  • Board performance
    Has the board conducted a formal, written self-assessment of its performance within the past three years? Not applicable

Organizational demographics

SOURCE: Self-reported; last updated 9/2/2021

Who works and leads organizations that serve our diverse communities? Candid partnered with CHANGE Philanthropy on this demographic section.

Leadership

The organization's leader identifies as:

Race & ethnicity
White/Caucasian/European
Gender identity
Female, Not transgender
Sexual orientation
Heterosexual or Straight
Disability status
Person without a disability

Race & ethnicity

Gender identity

Transgender Identity

Sexual orientation

No data

Disability

No data

Equity strategies

Last updated: 09/02/2021

GuideStar partnered with Equity in the Center - an organization that works to shift mindsets, practices, and systems to increase racial equity - to create this section.
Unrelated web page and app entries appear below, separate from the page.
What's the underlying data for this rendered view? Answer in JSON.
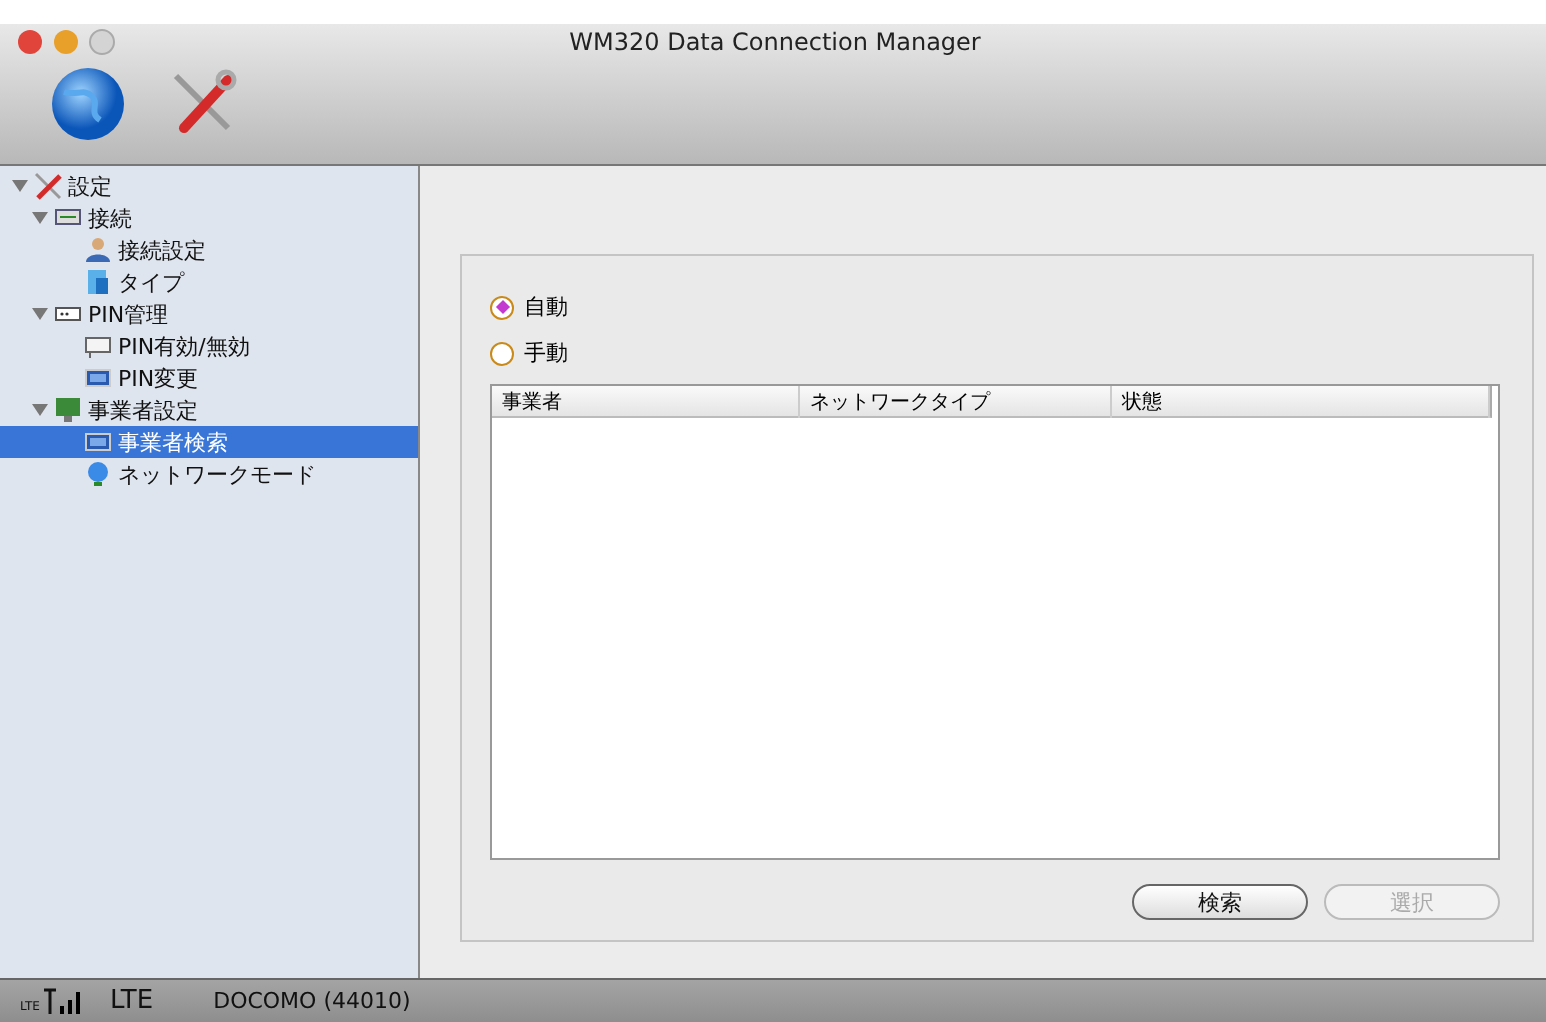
{
  "window": {
    "title": "WM320 Data Connection Manager"
  },
  "sidebar": {
    "tree": [
      {
        "label": "設定",
        "kind": "tools",
        "expanded": true,
        "selected": false,
        "children": [
          {
            "label": "接続",
            "kind": "port",
            "expanded": true,
            "selected": false,
            "children": [
              {
                "label": "接続設定",
                "kind": "person",
                "selected": false
              },
              {
                "label": "タイプ",
                "kind": "doc",
                "selected": false
              }
            ]
          },
          {
            "label": "PIN管理",
            "kind": "pin",
            "expanded": true,
            "selected": false,
            "children": [
              {
                "label": "PIN有効/無効",
                "kind": "panel",
                "selected": false
              },
              {
                "label": "PIN変更",
                "kind": "screen",
                "selected": false
              }
            ]
          },
          {
            "label": "事業者設定",
            "kind": "monitor",
            "expanded": true,
            "selected": false,
            "children": [
              {
                "label": "事業者検索",
                "kind": "screen",
                "selected": true
              },
              {
                "label": "ネットワークモード",
                "kind": "globe",
                "selected": false
              }
            ]
          }
        ]
      }
    ]
  },
  "content": {
    "mode_options": [
      {
        "label": "自動",
        "selected": true
      },
      {
        "label": "手動",
        "selected": false
      }
    ],
    "table": {
      "columns": [
        "事業者",
        "ネットワークタイプ",
        "状態"
      ]
    },
    "buttons": [
      {
        "label": "検索",
        "disabled": false
      },
      {
        "label": "選択",
        "disabled": true
      }
    ]
  },
  "status_bar": {
    "signal_label": "LTE",
    "network": "LTE",
    "carrier": "DOCOMO (44010)"
  }
}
Learn more

Data
  • We employ non-traditional ways of gathering feedback on programs and trainings, which may include interviews, roundtables, and external reviews with/by community stakeholders.
  • We have long-term strategic plans and measurable goals for creating a culture such that one’s race identity has no influence on how they fare within the organization.
Policies and processes
  • We use a vetting process to identify vendors and partners that share our commitment to race equity.
  • We have a promotion process that anticipates and mitigates implicit and explicit biases about people of color serving in leadership positions.
  • We seek individuals from various race backgrounds for board and executive director/CEO positions within our organization.
  • We have community representation at the board level, either on the board itself or through a community advisory board.
  • We help senior leadership understand how to be inclusive leaders with learning approaches that emphasize reflection, iteration, and adaptability.
  • We measure and then disaggregate job satisfaction and retention data by race, function, level, and/or team.
  • We engage everyone, from the board to staff levels of the organization, in race equity work and ensure that individuals understand their roles in creating culture such that one’s race identity has no influence on how they fare within the organization.

Contractors

Fiscal year ending
There are no fundraisers recorded for this organization.